- WHAT NEEDS TO BE DONE
Extract the text of every entry below exactly; leave images out.

[Data records]
::::::::::

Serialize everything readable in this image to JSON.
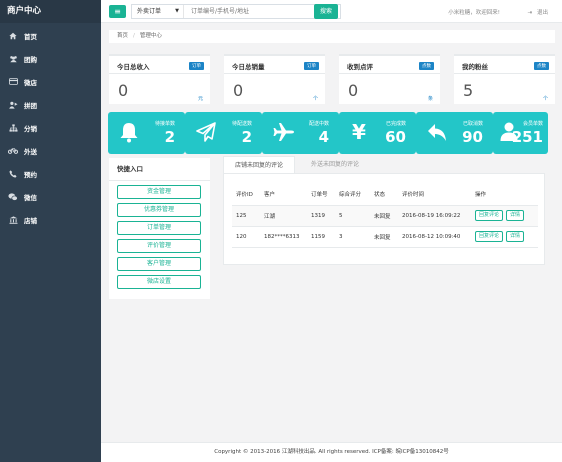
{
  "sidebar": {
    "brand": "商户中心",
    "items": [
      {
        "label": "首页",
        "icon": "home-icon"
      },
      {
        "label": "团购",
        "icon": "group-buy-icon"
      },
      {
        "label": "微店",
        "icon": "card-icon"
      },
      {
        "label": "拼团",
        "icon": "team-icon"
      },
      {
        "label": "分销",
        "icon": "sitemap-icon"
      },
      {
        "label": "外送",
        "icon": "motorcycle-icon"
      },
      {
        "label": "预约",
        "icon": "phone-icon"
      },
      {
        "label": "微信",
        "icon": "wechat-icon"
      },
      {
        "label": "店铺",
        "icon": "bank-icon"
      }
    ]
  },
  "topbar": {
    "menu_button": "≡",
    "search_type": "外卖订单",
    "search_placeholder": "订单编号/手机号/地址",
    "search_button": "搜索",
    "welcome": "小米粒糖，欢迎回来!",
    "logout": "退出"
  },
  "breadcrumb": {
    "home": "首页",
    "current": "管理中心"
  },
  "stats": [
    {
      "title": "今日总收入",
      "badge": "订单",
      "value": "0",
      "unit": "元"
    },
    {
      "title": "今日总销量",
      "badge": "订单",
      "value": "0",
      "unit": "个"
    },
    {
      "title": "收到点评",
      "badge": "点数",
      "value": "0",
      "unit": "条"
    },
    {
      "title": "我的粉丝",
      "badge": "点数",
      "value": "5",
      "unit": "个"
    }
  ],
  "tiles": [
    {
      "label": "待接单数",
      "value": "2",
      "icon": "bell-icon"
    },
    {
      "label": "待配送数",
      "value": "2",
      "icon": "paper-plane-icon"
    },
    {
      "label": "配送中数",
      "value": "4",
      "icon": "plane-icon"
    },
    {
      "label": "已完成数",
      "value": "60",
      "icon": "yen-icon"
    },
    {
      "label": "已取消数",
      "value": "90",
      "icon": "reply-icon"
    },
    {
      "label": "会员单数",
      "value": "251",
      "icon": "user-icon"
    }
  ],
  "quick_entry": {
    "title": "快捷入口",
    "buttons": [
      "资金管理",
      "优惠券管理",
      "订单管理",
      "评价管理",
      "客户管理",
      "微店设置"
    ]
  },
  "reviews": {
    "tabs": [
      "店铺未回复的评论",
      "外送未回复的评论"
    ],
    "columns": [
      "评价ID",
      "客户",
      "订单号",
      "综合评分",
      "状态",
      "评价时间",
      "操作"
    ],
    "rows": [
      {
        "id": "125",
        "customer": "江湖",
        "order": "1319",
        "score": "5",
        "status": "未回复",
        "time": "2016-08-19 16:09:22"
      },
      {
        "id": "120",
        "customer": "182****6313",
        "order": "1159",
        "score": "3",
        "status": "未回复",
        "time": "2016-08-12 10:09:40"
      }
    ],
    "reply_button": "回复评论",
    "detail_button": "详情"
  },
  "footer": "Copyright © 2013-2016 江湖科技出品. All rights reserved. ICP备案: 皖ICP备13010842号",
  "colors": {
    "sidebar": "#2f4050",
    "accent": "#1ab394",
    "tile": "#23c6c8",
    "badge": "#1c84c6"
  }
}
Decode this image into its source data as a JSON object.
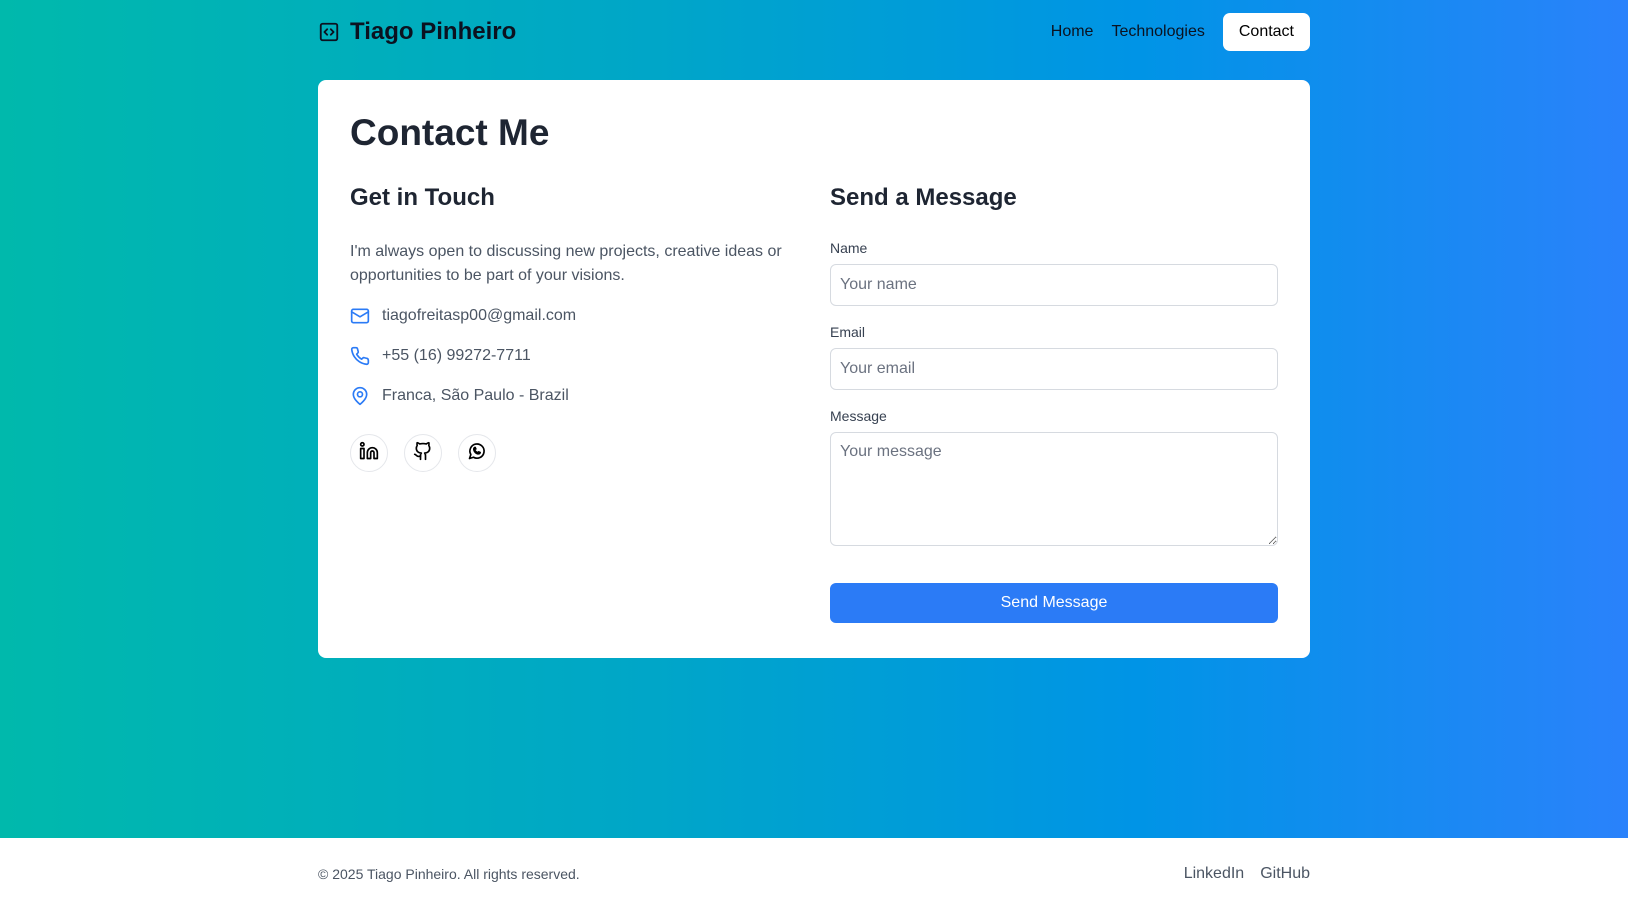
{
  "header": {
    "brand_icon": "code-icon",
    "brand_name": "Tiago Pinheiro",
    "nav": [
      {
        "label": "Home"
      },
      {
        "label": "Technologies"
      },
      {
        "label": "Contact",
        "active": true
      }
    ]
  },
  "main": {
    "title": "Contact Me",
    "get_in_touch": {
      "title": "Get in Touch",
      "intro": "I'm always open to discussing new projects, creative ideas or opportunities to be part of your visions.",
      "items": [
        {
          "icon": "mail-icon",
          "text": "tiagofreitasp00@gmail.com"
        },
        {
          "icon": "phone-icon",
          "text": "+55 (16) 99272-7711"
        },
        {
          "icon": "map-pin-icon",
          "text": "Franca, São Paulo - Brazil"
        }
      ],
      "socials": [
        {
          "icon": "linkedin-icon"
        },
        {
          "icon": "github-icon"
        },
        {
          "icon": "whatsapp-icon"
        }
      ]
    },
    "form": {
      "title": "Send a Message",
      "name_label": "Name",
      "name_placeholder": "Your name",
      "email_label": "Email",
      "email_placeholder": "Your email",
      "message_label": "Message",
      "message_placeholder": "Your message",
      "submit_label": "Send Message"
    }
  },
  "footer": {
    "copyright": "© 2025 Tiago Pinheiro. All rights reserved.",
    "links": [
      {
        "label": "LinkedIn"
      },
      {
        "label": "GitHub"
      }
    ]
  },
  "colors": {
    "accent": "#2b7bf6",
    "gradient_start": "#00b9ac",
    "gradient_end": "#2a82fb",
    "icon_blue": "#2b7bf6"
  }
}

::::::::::

- EXERCISE OUTPUT
Serialize everything readable in this image to JSON.
{
  "sidebar": {
    "brand": "商户中心",
    "items": [
      {
        "label": "首页",
        "icon": "home-icon"
      },
      {
        "label": "团购",
        "icon": "group-buy-icon"
      },
      {
        "label": "微店",
        "icon": "card-icon"
      },
      {
        "label": "拼团",
        "icon": "team-icon"
      },
      {
        "label": "分销",
        "icon": "sitemap-icon"
      },
      {
        "label": "外送",
        "icon": "motorcycle-icon"
      },
      {
        "label": "预约",
        "icon": "phone-icon"
      },
      {
        "label": "微信",
        "icon": "wechat-icon"
      },
      {
        "label": "店铺",
        "icon": "bank-icon"
      }
    ]
  },
  "topbar": {
    "menu_button": "≡",
    "search_type": "外卖订单",
    "search_placeholder": "订单编号/手机号/地址",
    "search_button": "搜索",
    "welcome": "小米粒糖，欢迎回来!",
    "logout": "退出"
  },
  "breadcrumb": {
    "home": "首页",
    "current": "管理中心"
  },
  "stats": [
    {
      "title": "今日总收入",
      "badge": "订单",
      "value": "0",
      "unit": "元"
    },
    {
      "title": "今日总销量",
      "badge": "订单",
      "value": "0",
      "unit": "个"
    },
    {
      "title": "收到点评",
      "badge": "点数",
      "value": "0",
      "unit": "条"
    },
    {
      "title": "我的粉丝",
      "badge": "点数",
      "value": "5",
      "unit": "个"
    }
  ],
  "tiles": [
    {
      "label": "待接单数",
      "value": "2",
      "icon": "bell-icon"
    },
    {
      "label": "待配送数",
      "value": "2",
      "icon": "paper-plane-icon"
    },
    {
      "label": "配送中数",
      "value": "4",
      "icon": "plane-icon"
    },
    {
      "label": "已完成数",
      "value": "60",
      "icon": "yen-icon"
    },
    {
      "label": "已取消数",
      "value": "90",
      "icon": "reply-icon"
    },
    {
      "label": "会员单数",
      "value": "251",
      "icon": "user-icon"
    }
  ],
  "quick_entry": {
    "title": "快捷入口",
    "buttons": [
      "资金管理",
      "优惠券管理",
      "订单管理",
      "评价管理",
      "客户管理",
      "微店设置"
    ]
  },
  "reviews": {
    "tabs": [
      "店铺未回复的评论",
      "外送未回复的评论"
    ],
    "columns": [
      "评价ID",
      "客户",
      "订单号",
      "综合评分",
      "状态",
      "评价时间",
      "操作"
    ],
    "rows": [
      {
        "id": "125",
        "customer": "江湖",
        "order": "1319",
        "score": "5",
        "status": "未回复",
        "time": "2016-08-19 16:09:22"
      },
      {
        "id": "120",
        "customer": "182****6313",
        "order": "1159",
        "score": "3",
        "status": "未回复",
        "time": "2016-08-12 10:09:40"
      }
    ],
    "reply_button": "回复评论",
    "detail_button": "详情"
  },
  "footer": "Copyright © 2013-2016 江湖科技出品. All rights reserved. ICP备案: 皖ICP备13010842号",
  "colors": {
    "sidebar": "#2f4050",
    "accent": "#1ab394",
    "tile": "#23c6c8",
    "badge": "#1c84c6"
  }
}
Decode this image into its source data as a JSON object.
{
  "header": {
    "brand_icon": "code-icon",
    "brand_name": "Tiago Pinheiro",
    "nav": [
      {
        "label": "Home"
      },
      {
        "label": "Technologies"
      },
      {
        "label": "Contact",
        "active": true
      }
    ]
  },
  "main": {
    "title": "Contact Me",
    "get_in_touch": {
      "title": "Get in Touch",
      "intro": "I'm always open to discussing new projects, creative ideas or opportunities to be part of your visions.",
      "items": [
        {
          "icon": "mail-icon",
          "text": "tiagofreitasp00@gmail.com"
        },
        {
          "icon": "phone-icon",
          "text": "+55 (16) 99272-7711"
        },
        {
          "icon": "map-pin-icon",
          "text": "Franca, São Paulo - Brazil"
        }
      ],
      "socials": [
        {
          "icon": "linkedin-icon"
        },
        {
          "icon": "github-icon"
        },
        {
          "icon": "whatsapp-icon"
        }
      ]
    },
    "form": {
      "title": "Send a Message",
      "name_label": "Name",
      "name_placeholder": "Your name",
      "email_label": "Email",
      "email_placeholder": "Your email",
      "message_label": "Message",
      "message_placeholder": "Your message",
      "submit_label": "Send Message"
    }
  },
  "footer": {
    "copyright": "© 2025 Tiago Pinheiro. All rights reserved.",
    "links": [
      {
        "label": "LinkedIn"
      },
      {
        "label": "GitHub"
      }
    ]
  },
  "colors": {
    "accent": "#2b7bf6",
    "gradient_start": "#00b9ac",
    "gradient_end": "#2a82fb",
    "icon_blue": "#2b7bf6"
  }
}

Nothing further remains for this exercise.